Look at the Kindle Lending Library for Amazon Prime members. Prior to its introduction, Prime offered few benefits specific to Kindle owners. You could not watch the videos available and, as you're dealing with e-books, you could not benefit from shipping times, and so on. Expanding that service to be specifically attractive to the Kindle owning populace -- to offer something purely for them? That seems like an attempt to attract more people to pay for a Prime membership, not an entirely noble endeavor for the Kindle reader. I'd argue this is representative of things to come. The Kindle Fire is clearly finding success (despite its many flaws), and it is really just a front-end for Amazon's own store. Amazon will sell many Fires, and in turn, they will sell a huge amount of media -- not just one type like they do with the e-ink Kindle. More things sold, more revenue generated.

As much as you or I might enjoy the e-ink experience, people are not thrilled about buying a device that does one thing very well when they can buy something that does that one thing fairly well along with dozens of other features. And once that "fairly well" becomes "very well" as technology progresses, how could dedicated e-reading devices possibly remain relevant? I'm sure that might easily be viewed as a sweeping opinion, but Barnes & Noble's sales figures beg to differ:

Sales of NOOK Tablet exceeded expectations, while sales of NOOK Simple Touch lagged expectations, indicating a stronger customer preference for color devices.

Marco makes good and valid points regarding the relevance and benefits of a dedicated e-reader -- points I have also made in the past -- but he also ultimately acknowledges that the e-reader, although popular now, is destined to be a niche product in future. This is, and has always been, my fundamental point.

Where I went further is that I suggested the e-reader is "doomed" -- that it is unreasonable, given technological advances, to expect e-ink devices to continue to blossom in the mainstream. Sure they are good at what they do, but how many other devices are falling away that do one thing well? Even the venerable iPod line is slowly losing traction in the face of multi-faceted devices. The most popular iPod, the Touch, barely even resembles the iPods from years back -- it is an iPod only in name. This transition embodies much of what I expect to happen with e-readers. As I argued yesterday, the Kindle Fire and the Nook Tablet branding is no coincidence:

The Fire is sharing the Kindle name not only because it helps in marketing a new product, but because the concepts are on an inevitable path toward merging.

I wrote in November that "reading on an iPad is fine, but for long-form writing, the e-ink experience is the best option available," and I stand by that opinion. The iPad (and its competitors) cannot hold a candle to that experience today, but, as I wrote yesterday, display technology is clearly progressing to rectify that discrepancy:

  • LCD manufacturers are attempting to make more readable, pixel-dense, and comfortable displays.
  • E-ink manufacturers are attempting to make backlit and color and video capable displays.

The potential for convergence is clear. The e-reader, in its current form (i.e., the e-ink Kindle and Nook models on the market today), is not destined for a long, wonderful life.
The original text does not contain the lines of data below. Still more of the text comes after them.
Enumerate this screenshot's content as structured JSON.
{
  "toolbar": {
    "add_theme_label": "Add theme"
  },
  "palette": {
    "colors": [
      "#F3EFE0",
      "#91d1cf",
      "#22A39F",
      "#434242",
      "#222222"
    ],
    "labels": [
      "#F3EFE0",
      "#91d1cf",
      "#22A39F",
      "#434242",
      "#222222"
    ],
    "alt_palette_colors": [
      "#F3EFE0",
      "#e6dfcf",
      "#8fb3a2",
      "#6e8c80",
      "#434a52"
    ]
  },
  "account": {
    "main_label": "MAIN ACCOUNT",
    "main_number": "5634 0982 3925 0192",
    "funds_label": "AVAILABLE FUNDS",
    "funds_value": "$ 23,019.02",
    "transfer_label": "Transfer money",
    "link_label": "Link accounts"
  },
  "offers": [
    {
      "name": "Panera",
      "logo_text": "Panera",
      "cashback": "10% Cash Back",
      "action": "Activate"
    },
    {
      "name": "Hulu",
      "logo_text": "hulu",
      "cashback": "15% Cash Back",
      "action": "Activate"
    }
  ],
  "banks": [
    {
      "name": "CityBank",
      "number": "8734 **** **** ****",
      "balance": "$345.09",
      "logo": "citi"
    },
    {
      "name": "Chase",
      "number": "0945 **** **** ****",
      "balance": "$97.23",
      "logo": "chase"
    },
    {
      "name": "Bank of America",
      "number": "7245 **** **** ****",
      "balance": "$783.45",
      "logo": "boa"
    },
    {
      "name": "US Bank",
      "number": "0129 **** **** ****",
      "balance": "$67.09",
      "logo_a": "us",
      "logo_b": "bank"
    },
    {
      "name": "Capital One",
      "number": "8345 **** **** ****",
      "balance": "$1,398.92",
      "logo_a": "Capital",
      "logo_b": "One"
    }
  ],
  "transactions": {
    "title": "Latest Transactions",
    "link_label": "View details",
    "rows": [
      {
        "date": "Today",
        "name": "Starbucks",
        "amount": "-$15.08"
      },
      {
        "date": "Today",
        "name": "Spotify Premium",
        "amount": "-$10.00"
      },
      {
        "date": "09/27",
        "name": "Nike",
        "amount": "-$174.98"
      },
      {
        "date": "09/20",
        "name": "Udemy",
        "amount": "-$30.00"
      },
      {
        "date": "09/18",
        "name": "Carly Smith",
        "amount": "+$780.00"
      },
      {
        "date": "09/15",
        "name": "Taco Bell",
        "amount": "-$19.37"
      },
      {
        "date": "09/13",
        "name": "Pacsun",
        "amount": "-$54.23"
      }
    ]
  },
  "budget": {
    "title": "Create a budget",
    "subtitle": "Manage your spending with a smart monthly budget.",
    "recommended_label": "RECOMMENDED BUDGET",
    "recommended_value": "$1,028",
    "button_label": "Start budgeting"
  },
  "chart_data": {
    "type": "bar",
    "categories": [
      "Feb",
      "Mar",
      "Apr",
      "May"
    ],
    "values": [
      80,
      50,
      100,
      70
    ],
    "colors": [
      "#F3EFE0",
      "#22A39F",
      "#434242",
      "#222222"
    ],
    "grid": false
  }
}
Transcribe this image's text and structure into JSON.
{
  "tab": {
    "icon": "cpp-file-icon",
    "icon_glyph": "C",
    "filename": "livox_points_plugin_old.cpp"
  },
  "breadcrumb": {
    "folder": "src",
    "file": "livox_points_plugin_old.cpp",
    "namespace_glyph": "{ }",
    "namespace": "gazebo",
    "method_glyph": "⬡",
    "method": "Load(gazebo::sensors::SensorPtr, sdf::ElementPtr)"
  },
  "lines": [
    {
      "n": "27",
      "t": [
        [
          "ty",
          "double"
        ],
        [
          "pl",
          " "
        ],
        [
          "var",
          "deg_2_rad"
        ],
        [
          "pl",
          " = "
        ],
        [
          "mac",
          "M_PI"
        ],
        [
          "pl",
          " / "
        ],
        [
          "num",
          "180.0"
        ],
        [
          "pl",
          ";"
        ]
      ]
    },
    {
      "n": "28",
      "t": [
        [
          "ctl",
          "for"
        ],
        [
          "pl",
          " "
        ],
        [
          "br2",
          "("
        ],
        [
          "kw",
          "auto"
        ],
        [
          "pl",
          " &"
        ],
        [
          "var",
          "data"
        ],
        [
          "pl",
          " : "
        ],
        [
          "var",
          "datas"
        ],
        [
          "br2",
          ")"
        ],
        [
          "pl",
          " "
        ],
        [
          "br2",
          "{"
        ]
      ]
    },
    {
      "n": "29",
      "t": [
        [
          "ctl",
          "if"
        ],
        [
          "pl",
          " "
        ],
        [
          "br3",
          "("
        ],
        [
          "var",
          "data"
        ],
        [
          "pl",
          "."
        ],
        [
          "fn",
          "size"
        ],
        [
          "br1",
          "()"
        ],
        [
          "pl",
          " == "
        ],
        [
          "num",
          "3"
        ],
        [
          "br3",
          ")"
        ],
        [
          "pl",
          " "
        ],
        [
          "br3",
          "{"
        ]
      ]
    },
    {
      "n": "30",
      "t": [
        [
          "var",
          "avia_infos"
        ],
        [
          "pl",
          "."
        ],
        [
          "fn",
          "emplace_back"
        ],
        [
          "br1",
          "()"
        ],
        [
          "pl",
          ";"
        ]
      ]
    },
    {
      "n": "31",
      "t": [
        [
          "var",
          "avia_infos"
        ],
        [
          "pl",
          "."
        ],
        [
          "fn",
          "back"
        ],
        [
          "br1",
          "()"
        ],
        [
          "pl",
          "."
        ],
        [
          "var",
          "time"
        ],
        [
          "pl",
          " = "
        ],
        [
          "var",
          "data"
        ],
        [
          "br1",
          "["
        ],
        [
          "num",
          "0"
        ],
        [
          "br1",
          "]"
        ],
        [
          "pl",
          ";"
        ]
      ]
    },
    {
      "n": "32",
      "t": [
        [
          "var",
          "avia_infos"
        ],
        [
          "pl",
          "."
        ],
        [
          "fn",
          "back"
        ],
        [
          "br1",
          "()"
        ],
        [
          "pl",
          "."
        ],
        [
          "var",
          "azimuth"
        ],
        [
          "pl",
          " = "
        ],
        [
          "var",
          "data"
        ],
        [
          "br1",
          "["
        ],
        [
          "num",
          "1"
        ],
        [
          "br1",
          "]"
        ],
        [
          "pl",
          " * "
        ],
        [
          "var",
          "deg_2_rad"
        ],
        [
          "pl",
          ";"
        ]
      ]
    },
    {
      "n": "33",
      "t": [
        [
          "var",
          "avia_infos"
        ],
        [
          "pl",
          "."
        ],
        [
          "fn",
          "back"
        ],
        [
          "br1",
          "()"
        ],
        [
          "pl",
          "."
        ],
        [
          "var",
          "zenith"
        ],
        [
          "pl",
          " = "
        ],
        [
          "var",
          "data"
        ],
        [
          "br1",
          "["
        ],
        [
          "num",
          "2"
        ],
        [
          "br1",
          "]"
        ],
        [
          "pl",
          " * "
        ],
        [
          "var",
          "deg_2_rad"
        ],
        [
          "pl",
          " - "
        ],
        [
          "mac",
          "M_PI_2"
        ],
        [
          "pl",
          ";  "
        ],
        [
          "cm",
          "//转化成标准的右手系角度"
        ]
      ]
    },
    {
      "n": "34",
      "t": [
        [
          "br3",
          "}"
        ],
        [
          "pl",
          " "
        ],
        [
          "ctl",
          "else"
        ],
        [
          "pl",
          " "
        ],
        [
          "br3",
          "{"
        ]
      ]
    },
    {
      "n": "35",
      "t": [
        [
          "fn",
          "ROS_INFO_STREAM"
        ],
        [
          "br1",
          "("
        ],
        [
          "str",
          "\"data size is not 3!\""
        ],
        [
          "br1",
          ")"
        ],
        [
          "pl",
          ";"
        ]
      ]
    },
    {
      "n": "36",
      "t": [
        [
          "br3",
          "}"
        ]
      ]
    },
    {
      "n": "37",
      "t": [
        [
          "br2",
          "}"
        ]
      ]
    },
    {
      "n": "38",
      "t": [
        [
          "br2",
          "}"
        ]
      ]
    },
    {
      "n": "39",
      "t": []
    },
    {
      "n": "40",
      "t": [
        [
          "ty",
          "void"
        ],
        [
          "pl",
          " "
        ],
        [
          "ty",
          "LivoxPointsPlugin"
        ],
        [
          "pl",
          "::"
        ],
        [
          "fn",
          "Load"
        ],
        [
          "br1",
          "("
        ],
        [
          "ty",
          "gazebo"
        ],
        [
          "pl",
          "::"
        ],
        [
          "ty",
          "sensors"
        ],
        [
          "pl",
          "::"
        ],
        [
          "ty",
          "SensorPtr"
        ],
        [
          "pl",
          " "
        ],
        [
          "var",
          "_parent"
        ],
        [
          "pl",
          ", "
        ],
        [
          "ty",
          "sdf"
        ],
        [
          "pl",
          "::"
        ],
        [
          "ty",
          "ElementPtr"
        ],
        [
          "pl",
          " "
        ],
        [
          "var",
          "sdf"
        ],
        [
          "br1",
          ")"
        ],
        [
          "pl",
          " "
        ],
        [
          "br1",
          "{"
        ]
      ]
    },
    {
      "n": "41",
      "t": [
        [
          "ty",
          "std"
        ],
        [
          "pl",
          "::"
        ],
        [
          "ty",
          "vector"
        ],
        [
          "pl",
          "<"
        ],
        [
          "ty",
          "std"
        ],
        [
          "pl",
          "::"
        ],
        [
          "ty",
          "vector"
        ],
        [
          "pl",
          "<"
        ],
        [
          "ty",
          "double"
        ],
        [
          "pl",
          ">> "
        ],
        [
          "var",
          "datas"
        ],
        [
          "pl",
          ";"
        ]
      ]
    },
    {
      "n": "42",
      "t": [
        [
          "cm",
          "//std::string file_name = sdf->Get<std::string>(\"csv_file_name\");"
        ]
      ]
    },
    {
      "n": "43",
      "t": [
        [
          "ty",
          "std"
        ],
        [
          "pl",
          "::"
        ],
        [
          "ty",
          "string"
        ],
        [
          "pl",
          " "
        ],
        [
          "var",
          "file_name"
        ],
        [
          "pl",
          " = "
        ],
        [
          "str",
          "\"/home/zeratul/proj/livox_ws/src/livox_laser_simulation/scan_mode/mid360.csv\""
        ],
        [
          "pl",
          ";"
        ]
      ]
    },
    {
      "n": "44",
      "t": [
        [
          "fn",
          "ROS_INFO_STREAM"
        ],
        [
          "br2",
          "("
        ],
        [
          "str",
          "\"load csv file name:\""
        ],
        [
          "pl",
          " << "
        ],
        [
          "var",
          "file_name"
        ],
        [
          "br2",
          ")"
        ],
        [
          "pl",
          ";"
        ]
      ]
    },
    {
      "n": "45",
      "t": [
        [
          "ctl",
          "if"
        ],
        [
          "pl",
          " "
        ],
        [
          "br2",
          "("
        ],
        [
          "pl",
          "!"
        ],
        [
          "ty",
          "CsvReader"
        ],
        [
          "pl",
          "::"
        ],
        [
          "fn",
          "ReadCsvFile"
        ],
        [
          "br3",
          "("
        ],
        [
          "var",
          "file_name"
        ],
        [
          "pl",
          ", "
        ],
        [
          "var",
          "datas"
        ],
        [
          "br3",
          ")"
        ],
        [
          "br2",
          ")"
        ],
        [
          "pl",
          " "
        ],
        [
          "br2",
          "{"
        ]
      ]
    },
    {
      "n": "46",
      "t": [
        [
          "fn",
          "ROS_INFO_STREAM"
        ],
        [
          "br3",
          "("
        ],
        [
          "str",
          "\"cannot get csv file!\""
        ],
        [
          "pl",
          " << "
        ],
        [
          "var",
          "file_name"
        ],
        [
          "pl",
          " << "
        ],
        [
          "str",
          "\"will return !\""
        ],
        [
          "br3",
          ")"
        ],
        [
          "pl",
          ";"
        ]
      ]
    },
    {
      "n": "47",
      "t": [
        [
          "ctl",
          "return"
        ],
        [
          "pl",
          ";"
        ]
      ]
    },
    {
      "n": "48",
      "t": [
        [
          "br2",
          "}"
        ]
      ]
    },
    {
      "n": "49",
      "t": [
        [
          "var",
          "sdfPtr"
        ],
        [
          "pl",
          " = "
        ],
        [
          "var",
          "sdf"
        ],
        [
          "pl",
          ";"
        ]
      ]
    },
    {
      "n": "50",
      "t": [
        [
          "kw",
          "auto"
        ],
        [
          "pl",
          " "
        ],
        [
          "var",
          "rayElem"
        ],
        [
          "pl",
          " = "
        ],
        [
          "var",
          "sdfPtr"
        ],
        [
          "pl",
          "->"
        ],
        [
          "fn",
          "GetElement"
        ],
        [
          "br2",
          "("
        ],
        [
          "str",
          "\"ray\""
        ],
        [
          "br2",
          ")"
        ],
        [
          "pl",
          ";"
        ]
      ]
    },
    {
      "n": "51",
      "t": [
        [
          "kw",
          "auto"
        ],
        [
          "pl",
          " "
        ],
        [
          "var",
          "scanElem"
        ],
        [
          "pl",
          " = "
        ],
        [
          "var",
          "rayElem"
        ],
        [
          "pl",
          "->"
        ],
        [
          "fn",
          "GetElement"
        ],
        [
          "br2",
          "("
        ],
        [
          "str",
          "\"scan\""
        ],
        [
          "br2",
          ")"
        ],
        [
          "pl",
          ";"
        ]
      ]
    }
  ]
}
Yes, they might be relatively popular today, but what happens when a tablet (or similar) comes out that offers a truly competitive experience? Sure that might be a while off, but is it really such an alien prospect?

That is the point of intrigue, and that is why they are "doomed."

Unlike any other consumer electronic device on the market, it is easy to observe the limits of the e-reader and, therefore, to perceive its eventual obsolescence. It is not often that you can look at a piece of consumer electronics and make such a statement -- that is what is striking to me.

I am not saying that is today, nor am I saying there isn't any merit to e-ink -- there clearly is. I am simply observing the fact that e-readers are set to either converge with other devices, or be, as Marco states, "relegated to a fringe device for reading nerds." Hence the argument: the e-reader, as we know it, is doomed.